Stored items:
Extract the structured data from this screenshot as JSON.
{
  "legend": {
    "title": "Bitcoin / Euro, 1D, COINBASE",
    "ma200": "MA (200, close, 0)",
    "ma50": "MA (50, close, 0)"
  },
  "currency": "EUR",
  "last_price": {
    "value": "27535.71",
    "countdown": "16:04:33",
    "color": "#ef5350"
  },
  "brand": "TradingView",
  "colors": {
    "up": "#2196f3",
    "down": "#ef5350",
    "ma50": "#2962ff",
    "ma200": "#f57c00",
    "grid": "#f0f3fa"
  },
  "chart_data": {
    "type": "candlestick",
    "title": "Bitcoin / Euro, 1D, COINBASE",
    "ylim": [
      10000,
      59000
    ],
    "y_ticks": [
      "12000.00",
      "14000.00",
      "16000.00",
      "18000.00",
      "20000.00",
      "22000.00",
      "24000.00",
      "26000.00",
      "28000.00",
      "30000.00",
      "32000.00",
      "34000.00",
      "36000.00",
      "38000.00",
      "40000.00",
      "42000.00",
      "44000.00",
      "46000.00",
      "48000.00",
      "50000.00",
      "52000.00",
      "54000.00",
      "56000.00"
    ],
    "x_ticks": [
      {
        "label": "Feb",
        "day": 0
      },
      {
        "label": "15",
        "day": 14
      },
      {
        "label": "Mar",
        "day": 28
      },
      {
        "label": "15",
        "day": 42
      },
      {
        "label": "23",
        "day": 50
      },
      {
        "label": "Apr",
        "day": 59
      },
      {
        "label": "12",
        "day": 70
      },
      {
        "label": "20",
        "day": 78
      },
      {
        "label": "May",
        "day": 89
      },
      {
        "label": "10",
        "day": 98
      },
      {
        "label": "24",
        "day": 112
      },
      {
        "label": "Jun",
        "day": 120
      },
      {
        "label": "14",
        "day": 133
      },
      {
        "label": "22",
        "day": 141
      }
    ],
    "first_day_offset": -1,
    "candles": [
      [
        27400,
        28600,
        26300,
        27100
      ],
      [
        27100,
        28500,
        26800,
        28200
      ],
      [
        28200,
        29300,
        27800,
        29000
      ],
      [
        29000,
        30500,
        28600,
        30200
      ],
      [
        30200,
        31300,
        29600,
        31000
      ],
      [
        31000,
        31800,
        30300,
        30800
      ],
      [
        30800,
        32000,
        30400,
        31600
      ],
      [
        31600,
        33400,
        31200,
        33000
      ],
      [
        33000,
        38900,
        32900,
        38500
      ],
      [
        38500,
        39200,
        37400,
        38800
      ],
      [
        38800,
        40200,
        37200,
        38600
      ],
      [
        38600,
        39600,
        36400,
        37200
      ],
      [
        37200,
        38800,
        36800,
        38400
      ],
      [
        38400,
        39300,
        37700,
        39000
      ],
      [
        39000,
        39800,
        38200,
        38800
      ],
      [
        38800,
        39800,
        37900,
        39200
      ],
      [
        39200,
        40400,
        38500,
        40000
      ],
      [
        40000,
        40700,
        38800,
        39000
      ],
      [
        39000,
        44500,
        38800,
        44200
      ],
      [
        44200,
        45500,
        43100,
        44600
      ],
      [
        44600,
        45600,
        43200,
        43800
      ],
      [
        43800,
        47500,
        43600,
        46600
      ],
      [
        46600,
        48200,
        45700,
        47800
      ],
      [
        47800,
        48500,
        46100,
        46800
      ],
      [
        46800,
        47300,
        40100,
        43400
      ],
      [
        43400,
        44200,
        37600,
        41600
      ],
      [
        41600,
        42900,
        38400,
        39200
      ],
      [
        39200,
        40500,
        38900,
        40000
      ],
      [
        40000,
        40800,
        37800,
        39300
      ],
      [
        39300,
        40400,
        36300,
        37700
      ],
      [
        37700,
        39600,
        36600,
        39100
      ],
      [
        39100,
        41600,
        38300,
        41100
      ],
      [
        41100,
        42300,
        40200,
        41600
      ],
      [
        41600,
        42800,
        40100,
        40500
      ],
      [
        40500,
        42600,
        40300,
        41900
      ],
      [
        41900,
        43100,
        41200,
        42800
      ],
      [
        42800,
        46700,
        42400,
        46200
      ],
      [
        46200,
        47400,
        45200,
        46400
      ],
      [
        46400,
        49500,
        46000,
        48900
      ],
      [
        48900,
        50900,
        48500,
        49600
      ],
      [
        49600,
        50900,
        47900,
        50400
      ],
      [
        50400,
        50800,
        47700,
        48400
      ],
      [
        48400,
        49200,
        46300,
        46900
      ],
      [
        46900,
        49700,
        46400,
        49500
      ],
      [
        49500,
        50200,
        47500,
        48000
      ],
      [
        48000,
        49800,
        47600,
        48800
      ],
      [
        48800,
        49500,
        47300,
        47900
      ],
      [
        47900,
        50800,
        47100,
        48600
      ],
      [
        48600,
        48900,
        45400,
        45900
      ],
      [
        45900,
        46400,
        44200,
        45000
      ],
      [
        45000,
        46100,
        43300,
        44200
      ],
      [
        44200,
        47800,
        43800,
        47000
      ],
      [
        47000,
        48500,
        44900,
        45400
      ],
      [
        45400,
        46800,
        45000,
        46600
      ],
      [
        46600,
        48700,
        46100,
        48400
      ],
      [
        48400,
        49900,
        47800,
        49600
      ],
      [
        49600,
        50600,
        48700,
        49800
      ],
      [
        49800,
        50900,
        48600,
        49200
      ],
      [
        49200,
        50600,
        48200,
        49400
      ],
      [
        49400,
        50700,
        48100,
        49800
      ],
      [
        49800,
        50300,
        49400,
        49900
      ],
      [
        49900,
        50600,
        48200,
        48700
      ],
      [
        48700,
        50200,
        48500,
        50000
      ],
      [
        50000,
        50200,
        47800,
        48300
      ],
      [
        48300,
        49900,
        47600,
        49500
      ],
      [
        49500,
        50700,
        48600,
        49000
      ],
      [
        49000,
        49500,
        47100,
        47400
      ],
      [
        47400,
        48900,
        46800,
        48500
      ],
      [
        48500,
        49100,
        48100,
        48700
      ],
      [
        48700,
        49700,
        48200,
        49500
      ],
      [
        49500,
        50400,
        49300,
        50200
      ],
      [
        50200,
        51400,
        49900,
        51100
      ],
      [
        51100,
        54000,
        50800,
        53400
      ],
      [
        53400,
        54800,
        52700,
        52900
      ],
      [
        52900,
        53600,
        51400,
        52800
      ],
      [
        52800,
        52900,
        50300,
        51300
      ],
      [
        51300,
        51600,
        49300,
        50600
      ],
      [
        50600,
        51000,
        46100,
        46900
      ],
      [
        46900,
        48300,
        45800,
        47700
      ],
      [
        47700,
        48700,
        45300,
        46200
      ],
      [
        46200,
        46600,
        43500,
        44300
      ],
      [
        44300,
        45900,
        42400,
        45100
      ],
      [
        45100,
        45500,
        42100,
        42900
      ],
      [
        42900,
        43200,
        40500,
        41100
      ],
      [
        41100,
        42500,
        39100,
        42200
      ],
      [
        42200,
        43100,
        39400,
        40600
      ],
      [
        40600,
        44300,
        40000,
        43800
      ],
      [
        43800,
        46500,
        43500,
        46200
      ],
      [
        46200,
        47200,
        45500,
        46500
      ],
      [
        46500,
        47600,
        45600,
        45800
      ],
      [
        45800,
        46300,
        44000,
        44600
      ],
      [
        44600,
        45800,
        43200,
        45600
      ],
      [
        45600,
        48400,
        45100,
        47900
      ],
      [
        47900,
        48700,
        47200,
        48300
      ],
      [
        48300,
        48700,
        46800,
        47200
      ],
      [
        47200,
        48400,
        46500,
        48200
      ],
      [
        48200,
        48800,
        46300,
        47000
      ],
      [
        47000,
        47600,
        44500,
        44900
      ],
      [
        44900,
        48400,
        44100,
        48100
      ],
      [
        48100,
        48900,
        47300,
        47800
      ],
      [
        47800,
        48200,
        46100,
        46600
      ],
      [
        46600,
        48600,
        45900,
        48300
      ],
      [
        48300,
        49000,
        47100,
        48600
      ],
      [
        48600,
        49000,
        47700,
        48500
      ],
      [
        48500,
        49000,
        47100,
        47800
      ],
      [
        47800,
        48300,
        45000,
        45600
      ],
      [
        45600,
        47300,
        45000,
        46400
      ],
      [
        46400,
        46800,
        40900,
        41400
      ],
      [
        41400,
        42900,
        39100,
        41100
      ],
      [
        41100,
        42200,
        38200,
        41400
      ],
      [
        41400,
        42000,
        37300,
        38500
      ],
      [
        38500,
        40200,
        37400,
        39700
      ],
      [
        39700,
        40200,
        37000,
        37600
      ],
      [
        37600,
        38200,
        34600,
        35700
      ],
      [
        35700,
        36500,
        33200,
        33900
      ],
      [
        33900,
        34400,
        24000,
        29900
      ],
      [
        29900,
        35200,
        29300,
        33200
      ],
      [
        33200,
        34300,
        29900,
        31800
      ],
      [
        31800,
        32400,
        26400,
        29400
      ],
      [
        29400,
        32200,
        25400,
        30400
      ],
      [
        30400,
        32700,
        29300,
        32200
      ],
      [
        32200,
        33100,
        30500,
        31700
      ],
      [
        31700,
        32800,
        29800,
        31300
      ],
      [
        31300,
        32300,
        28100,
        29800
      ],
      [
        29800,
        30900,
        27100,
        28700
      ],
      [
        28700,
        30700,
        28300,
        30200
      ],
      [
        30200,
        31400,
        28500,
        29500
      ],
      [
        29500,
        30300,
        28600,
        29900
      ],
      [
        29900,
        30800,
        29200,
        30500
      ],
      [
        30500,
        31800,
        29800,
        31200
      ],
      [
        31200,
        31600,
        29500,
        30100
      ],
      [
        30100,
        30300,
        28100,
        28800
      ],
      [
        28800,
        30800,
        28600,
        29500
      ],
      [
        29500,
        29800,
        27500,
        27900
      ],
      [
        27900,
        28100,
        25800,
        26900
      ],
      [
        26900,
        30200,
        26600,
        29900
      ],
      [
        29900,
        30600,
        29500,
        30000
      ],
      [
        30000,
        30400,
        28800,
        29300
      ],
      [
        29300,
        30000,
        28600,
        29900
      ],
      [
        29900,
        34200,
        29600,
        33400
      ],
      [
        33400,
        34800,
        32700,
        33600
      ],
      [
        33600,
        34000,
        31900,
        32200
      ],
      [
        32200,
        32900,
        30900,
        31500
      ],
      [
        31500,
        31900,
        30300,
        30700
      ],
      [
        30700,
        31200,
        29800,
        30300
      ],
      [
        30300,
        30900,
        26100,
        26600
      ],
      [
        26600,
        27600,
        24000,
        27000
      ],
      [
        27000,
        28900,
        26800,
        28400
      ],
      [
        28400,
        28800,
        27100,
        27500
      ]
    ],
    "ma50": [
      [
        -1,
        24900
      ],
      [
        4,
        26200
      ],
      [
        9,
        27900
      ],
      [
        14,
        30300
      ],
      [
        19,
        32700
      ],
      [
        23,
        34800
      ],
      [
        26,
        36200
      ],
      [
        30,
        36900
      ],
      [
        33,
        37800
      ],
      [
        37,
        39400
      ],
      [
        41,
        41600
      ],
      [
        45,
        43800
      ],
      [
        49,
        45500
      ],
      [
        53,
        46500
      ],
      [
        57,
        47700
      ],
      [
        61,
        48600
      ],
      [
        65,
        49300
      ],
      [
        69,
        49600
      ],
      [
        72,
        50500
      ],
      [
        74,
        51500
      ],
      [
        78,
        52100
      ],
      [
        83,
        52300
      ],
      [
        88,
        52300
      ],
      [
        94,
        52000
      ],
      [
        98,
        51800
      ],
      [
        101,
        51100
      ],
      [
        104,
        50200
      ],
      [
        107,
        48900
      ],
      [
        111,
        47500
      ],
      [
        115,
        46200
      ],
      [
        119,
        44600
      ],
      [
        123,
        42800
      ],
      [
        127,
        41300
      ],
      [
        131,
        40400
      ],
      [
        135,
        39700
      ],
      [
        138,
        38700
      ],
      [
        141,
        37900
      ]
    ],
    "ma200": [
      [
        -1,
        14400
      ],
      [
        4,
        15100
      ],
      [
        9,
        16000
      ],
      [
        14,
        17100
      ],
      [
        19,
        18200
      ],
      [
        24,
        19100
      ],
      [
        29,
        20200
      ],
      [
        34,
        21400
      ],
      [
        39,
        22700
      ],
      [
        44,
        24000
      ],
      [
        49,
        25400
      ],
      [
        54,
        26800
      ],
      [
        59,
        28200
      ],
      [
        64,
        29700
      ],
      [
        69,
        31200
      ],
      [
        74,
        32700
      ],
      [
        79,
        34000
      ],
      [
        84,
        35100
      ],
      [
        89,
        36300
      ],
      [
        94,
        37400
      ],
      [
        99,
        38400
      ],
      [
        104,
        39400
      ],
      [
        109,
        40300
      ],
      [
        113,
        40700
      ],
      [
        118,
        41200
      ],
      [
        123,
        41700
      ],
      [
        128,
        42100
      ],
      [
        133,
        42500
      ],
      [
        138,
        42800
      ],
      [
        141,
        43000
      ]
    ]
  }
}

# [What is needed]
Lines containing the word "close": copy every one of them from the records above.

# [Expected answer]
    "ma200": "MA (200, close, 0)",
    "ma50": "MA (50, close, 0)"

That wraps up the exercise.